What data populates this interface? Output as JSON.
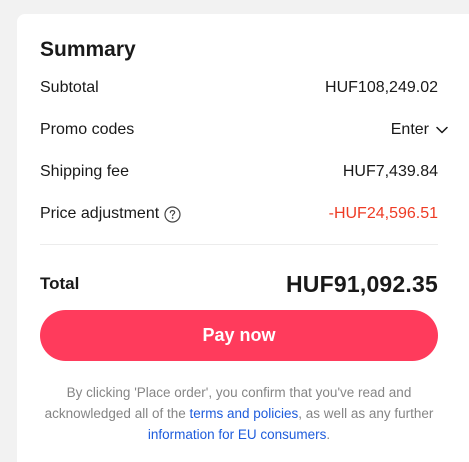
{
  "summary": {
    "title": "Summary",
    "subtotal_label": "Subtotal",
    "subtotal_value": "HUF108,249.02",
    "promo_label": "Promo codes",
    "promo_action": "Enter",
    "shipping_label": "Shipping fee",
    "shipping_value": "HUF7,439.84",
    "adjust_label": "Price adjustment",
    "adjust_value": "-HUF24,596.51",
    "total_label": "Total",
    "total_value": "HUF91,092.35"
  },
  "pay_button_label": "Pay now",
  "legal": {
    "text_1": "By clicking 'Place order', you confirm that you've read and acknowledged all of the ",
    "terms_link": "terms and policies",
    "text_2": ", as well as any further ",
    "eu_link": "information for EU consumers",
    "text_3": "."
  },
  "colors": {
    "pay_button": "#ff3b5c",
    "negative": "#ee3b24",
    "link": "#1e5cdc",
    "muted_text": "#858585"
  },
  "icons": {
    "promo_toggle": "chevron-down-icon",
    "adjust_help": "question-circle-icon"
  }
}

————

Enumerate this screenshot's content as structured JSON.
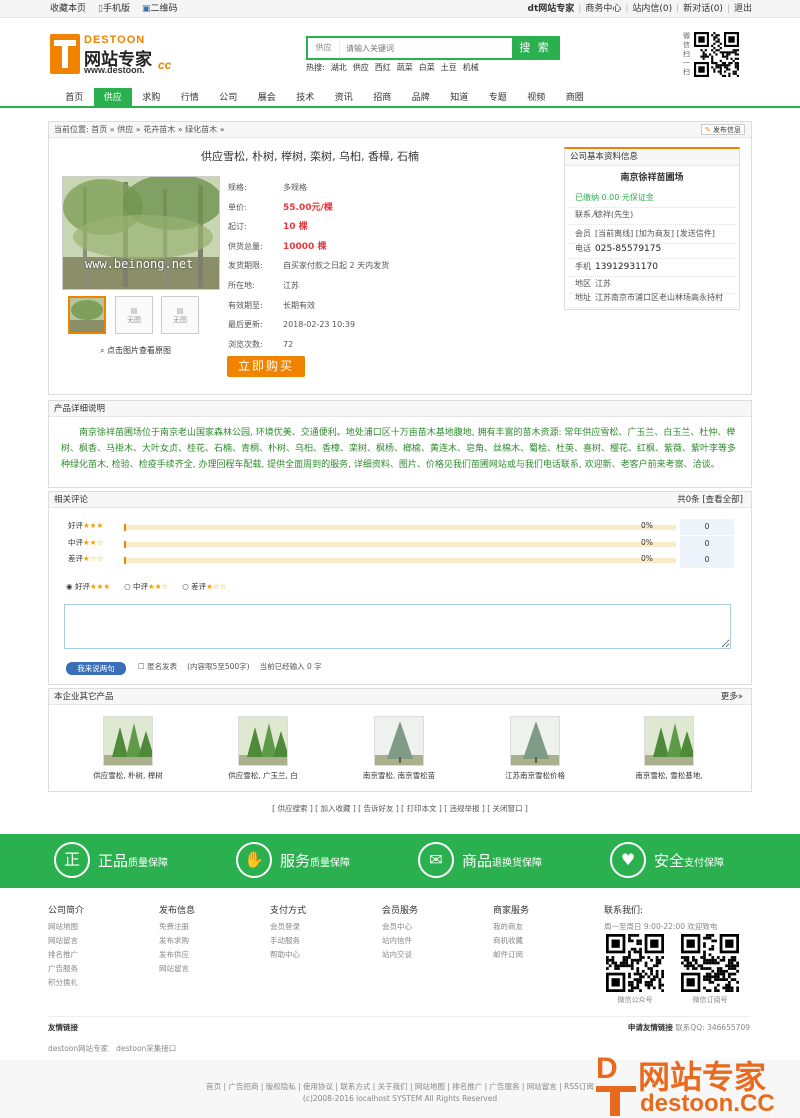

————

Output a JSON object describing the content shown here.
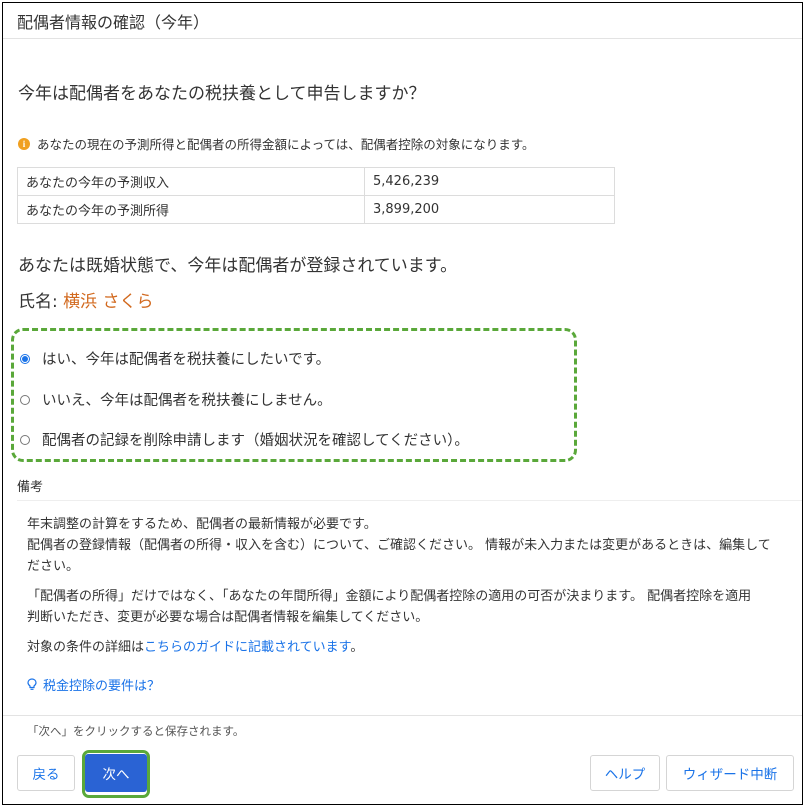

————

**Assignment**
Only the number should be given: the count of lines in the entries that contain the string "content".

**Result below**
2